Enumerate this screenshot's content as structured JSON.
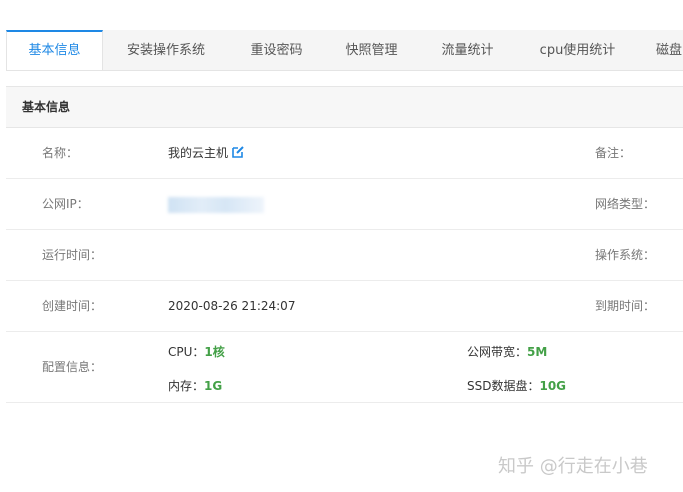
{
  "tabs": [
    {
      "label": "基本信息",
      "active": true
    },
    {
      "label": "安装操作系统",
      "active": false
    },
    {
      "label": "重设密码",
      "active": false
    },
    {
      "label": "快照管理",
      "active": false
    },
    {
      "label": "流量统计",
      "active": false
    },
    {
      "label": "cpu使用统计",
      "active": false
    },
    {
      "label": "磁盘",
      "active": false
    }
  ],
  "section": {
    "title": "基本信息"
  },
  "rows": {
    "name": {
      "label": "名称：",
      "value": "我的云主机",
      "right_label": "备注："
    },
    "ip": {
      "label": "公网IP：",
      "right_label": "网络类型："
    },
    "runtime": {
      "label": "运行时间：",
      "right_label": "操作系统："
    },
    "created": {
      "label": "创建时间：",
      "value": "2020-08-26 21:24:07",
      "right_label": "到期时间："
    },
    "config": {
      "label": "配置信息：",
      "cpu_label": "CPU：",
      "cpu_value": "1核",
      "bandwidth_label": "公网带宽：",
      "bandwidth_value": "5M",
      "memory_label": "内存：",
      "memory_value": "1G",
      "disk_label": "SSD数据盘：",
      "disk_value": "10G"
    }
  },
  "watermark": "知乎 @行走在小巷",
  "colors": {
    "accent": "#1e88e5",
    "value_green": "#43a047"
  }
}
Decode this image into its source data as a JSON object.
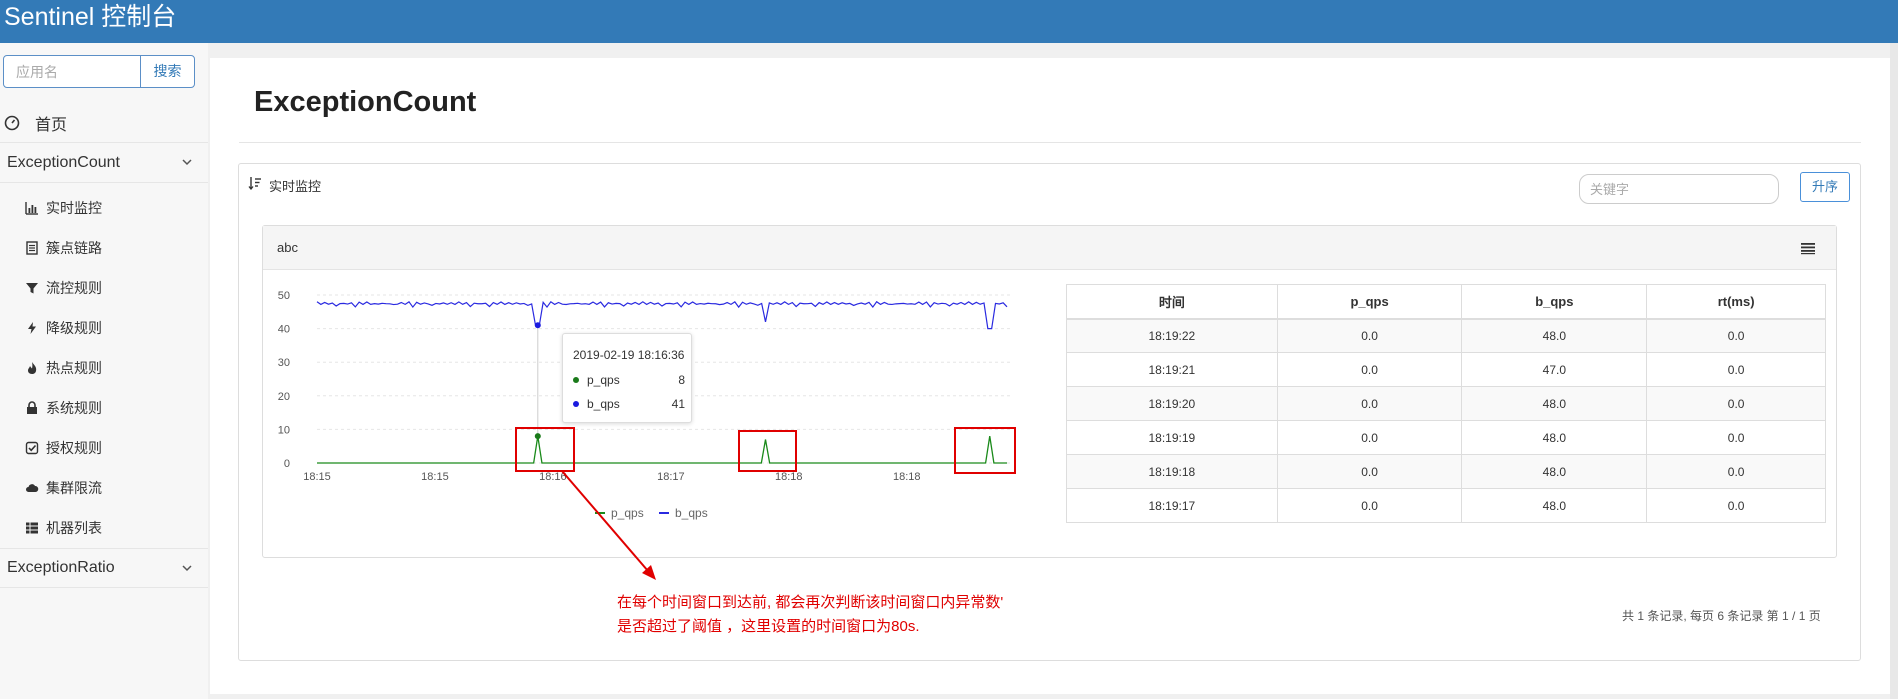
{
  "app": {
    "title": "Sentinel 控制台"
  },
  "sidebar": {
    "search": {
      "placeholder": "应用名",
      "button": "搜索"
    },
    "home_label": "首页",
    "groups": [
      {
        "label": "ExceptionCount",
        "expanded": true
      },
      {
        "label": "ExceptionRatio",
        "expanded": false
      }
    ],
    "items": [
      {
        "label": "实时监控",
        "icon": "bar-chart-icon"
      },
      {
        "label": "簇点链路",
        "icon": "list-icon"
      },
      {
        "label": "流控规则",
        "icon": "filter-icon"
      },
      {
        "label": "降级规则",
        "icon": "bolt-icon"
      },
      {
        "label": "热点规则",
        "icon": "fire-icon"
      },
      {
        "label": "系统规则",
        "icon": "lock-icon"
      },
      {
        "label": "授权规则",
        "icon": "check-square-icon"
      },
      {
        "label": "集群限流",
        "icon": "cloud-icon"
      },
      {
        "label": "机器列表",
        "icon": "grid-icon"
      }
    ]
  },
  "page": {
    "title": "ExceptionCount",
    "panel_title": "实时监控",
    "keyword_placeholder": "关键字",
    "sort_button": "升序",
    "resource_name": "abc",
    "pager": "共 1 条记录, 每页 6 条记录 第 1 / 1 页"
  },
  "tooltip": {
    "time": "2019-02-19 18:16:36",
    "rows": [
      {
        "name": "p_qps",
        "value": "8",
        "color": "#1a7a1a"
      },
      {
        "name": "b_qps",
        "value": "41",
        "color": "#1a1adf"
      }
    ]
  },
  "chart_data": {
    "type": "line",
    "y_ticks": [
      "50",
      "40",
      "30",
      "20",
      "10",
      "0"
    ],
    "ylim": [
      0,
      50
    ],
    "x_ticks": [
      "18:15",
      "18:15",
      "18:16",
      "18:17",
      "18:18",
      "18:18"
    ],
    "grid": true,
    "legend_position": "bottom",
    "series": [
      {
        "name": "p_qps",
        "color": "#1a8a1a",
        "baseline": 0,
        "spikes": [
          {
            "x": 0.32,
            "value": 8
          },
          {
            "x": 0.65,
            "value": 7
          },
          {
            "x": 0.975,
            "value": 8
          }
        ]
      },
      {
        "name": "b_qps",
        "color": "#2a2ae0",
        "baseline": 48,
        "dips": [
          {
            "x": 0.32,
            "value": 41
          },
          {
            "x": 0.65,
            "value": 42
          },
          {
            "x": 0.975,
            "value": 40
          }
        ]
      }
    ]
  },
  "table": {
    "headers": [
      "时间",
      "p_qps",
      "b_qps",
      "rt(ms)"
    ],
    "rows": [
      [
        "18:19:22",
        "0.0",
        "48.0",
        "0.0"
      ],
      [
        "18:19:21",
        "0.0",
        "47.0",
        "0.0"
      ],
      [
        "18:19:20",
        "0.0",
        "48.0",
        "0.0"
      ],
      [
        "18:19:19",
        "0.0",
        "48.0",
        "0.0"
      ],
      [
        "18:19:18",
        "0.0",
        "48.0",
        "0.0"
      ],
      [
        "18:19:17",
        "0.0",
        "48.0",
        "0.0"
      ]
    ]
  },
  "annotation": {
    "line1": "在每个时间窗口到达前, 都会再次判断该时间窗口内异常数'",
    "line2": "是否超过了阈值 ，这里设置的时间窗口为80s.",
    "color": "#e00000"
  },
  "colors": {
    "brand": "#337ab7",
    "accent_border": "#4a90d9"
  }
}
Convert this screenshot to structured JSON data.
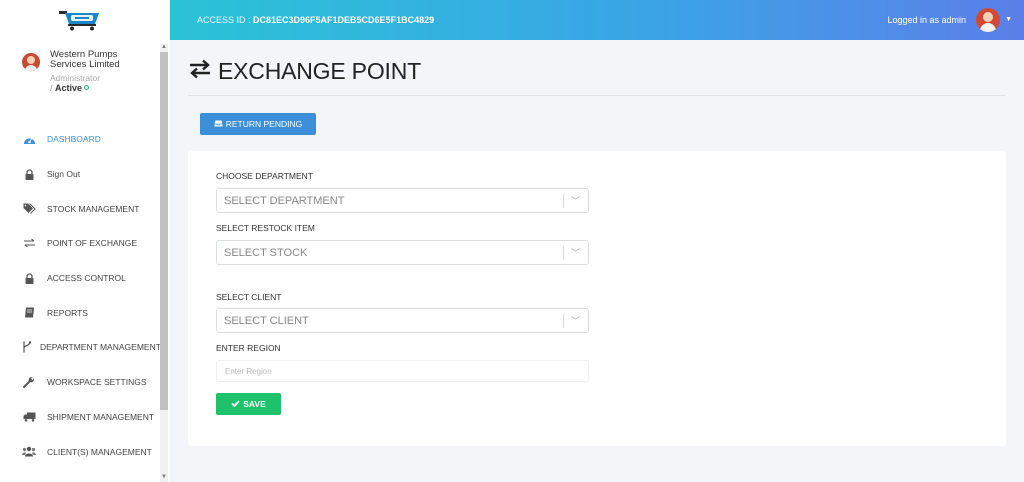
{
  "topbar": {
    "access_prefix": "ACCESS ID : ",
    "access_id": "DC81EC3D96F5AF1DEB5CD6E5F1BC4829",
    "logged_in": "Logged in as admin"
  },
  "sidebar": {
    "user": {
      "org": "Western Pumps Services Limited",
      "role": "Administrator",
      "status_prefix": "/ ",
      "status": "Active"
    },
    "items": [
      {
        "label": "DASHBOARD",
        "icon": "dashboard-icon"
      },
      {
        "label": "Sign Out",
        "icon": "lock-icon"
      },
      {
        "label": "STOCK MANAGEMENT",
        "icon": "tags-icon"
      },
      {
        "label": "POINT OF EXCHANGE",
        "icon": "exchange-icon"
      },
      {
        "label": "ACCESS CONTROL",
        "icon": "lock-icon"
      },
      {
        "label": "REPORTS",
        "icon": "book-icon"
      },
      {
        "label": "DEPARTMENT MANAGEMENT",
        "icon": "branch-icon"
      },
      {
        "label": "WORKSPACE SETTINGS",
        "icon": "wrench-icon"
      },
      {
        "label": "SHIPMENT MANAGEMENT",
        "icon": "truck-icon"
      },
      {
        "label": "CLIENT(S) MANAGEMENT",
        "icon": "users-icon"
      }
    ]
  },
  "main": {
    "title": "EXCHANGE POINT",
    "return_button": "RETURN PENDING",
    "form": {
      "department_label": "CHOOSE DEPARTMENT",
      "department_value": "SELECT DEPARTMENT",
      "restock_label": "SELECT RESTOCK ITEM",
      "restock_value": "SELECT STOCK",
      "client_label": "SELECT CLIENT",
      "client_value": "SELECT CLIENT",
      "region_label": "ENTER REGION",
      "region_placeholder": "Enter Region",
      "save_button": "SAVE"
    }
  },
  "colors": {
    "accent": "#3a8fd8",
    "save": "#1ec26a",
    "topbar_start": "#2ac3d6",
    "topbar_end": "#5b7fe8"
  }
}
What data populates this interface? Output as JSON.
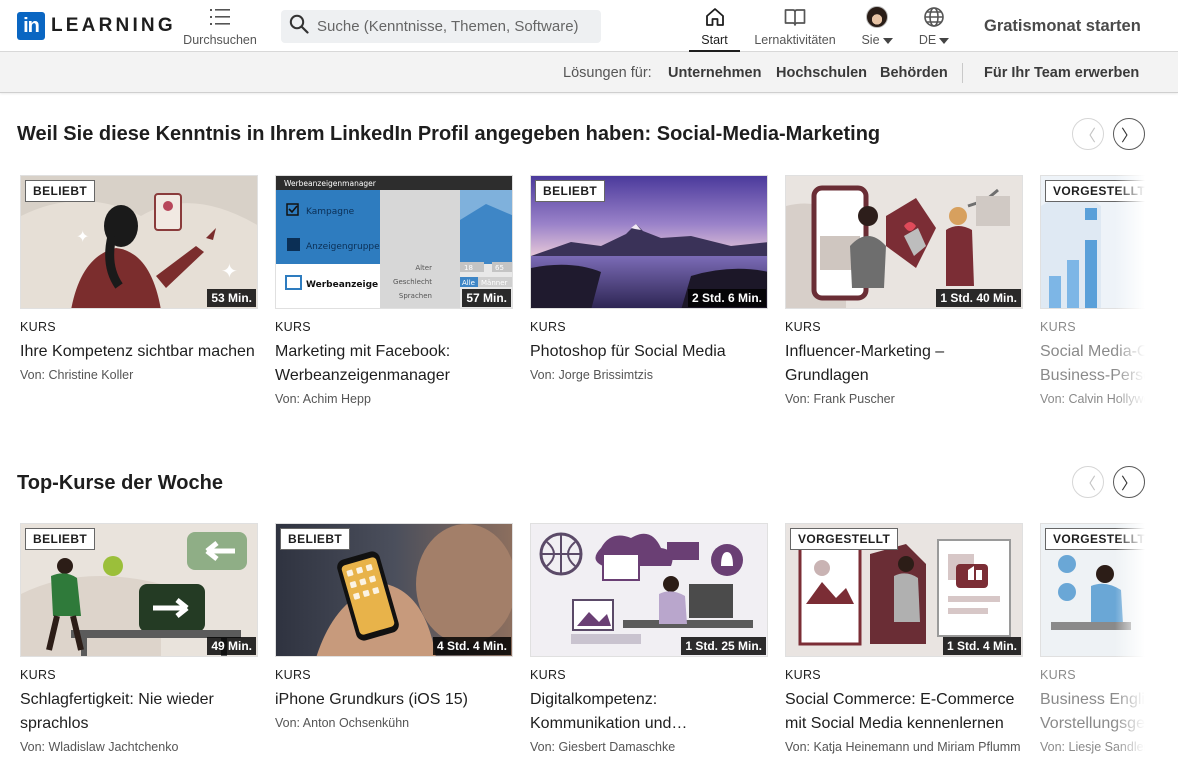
{
  "header": {
    "logo_box": "in",
    "logo_text": "LEARNING",
    "browse_label": "Durchsuchen",
    "search_placeholder": "Suche (Kenntnisse, Themen, Software)",
    "nav": {
      "start": "Start",
      "learning": "Lernaktivitäten",
      "me": "Sie",
      "lang": "DE"
    },
    "trial_label": "Gratismonat starten"
  },
  "subbar": {
    "solutions_label": "Lösungen für:",
    "links": [
      "Unternehmen",
      "Hochschulen",
      "Behörden"
    ],
    "team_link": "Für Ihr Team erwerben"
  },
  "sections": [
    {
      "title": "Weil Sie diese Kenntnis in Ihrem LinkedIn Profil angegeben haben: Social-Media-Marketing",
      "prev": "〈",
      "next": "〉",
      "cards": [
        {
          "badge": "BELIEBT",
          "duration": "53 Min.",
          "kind": "KURS",
          "title": "Ihre Kompetenz sichtbar machen",
          "author": "Von: Christine Koller"
        },
        {
          "badge": "",
          "duration": "57 Min.",
          "kind": "KURS",
          "title": "Marketing mit Facebook: Werbeanzeigenmanager",
          "author": "Von: Achim Hepp",
          "thumb_text": {
            "menu": "Werbeanzeigenmanager",
            "item1": "Kampagne",
            "item2": "Anzeigengruppe",
            "item3": "Werbeanzeige",
            "f1": "Alter",
            "f2": "Geschlecht",
            "f3": "Sprachen",
            "v1": "18",
            "v2": "65",
            "v3": "Alle",
            "v4": "Männer"
          }
        },
        {
          "badge": "BELIEBT",
          "duration": "2 Std. 6 Min.",
          "kind": "KURS",
          "title": "Photoshop für Social Media",
          "author": "Von: Jorge Brissimtzis"
        },
        {
          "badge": "",
          "duration": "1 Std. 40 Min.",
          "kind": "KURS",
          "title": "Influencer-Marketing – Grundlagen",
          "author": "Von: Frank Puscher"
        },
        {
          "badge": "VORGESTELLT",
          "duration": "",
          "kind": "KURS",
          "title": "Social Media-Content für Business-Personas",
          "author": "Von: Calvin Hollywood"
        }
      ]
    },
    {
      "title": "Top-Kurse der Woche",
      "prev": "〈",
      "next": "〉",
      "cards": [
        {
          "badge": "BELIEBT",
          "duration": "49 Min.",
          "kind": "KURS",
          "title": "Schlagfertigkeit: Nie wieder sprachlos",
          "author": "Von: Wladislaw Jachtchenko"
        },
        {
          "badge": "BELIEBT",
          "duration": "4 Std. 4 Min.",
          "kind": "KURS",
          "title": "iPhone Grundkurs (iOS 15)",
          "author": "Von: Anton Ochsenkühn"
        },
        {
          "badge": "",
          "duration": "1 Std. 25 Min.",
          "kind": "KURS",
          "title": "Digitalkompetenz: Kommunikation und…",
          "author": "Von: Giesbert Damaschke"
        },
        {
          "badge": "VORGESTELLT",
          "duration": "1 Std. 4 Min.",
          "kind": "KURS",
          "title": "Social Commerce: E-Commerce mit Social Media kennenlernen",
          "author": "Von: Katja Heinemann und Miriam Pflumm"
        },
        {
          "badge": "VORGESTELLT",
          "duration": "",
          "kind": "KURS",
          "title": "Business English: Vorstellungsgespräche",
          "author": "Von: Liesje Sandler"
        }
      ]
    }
  ]
}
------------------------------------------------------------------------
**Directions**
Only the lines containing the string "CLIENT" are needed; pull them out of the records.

**Result below**
        "label": "CLIENT(S) MANAGEMENT",
      "client_label": "SELECT CLIENT",
      "client_value": "SELECT CLIENT",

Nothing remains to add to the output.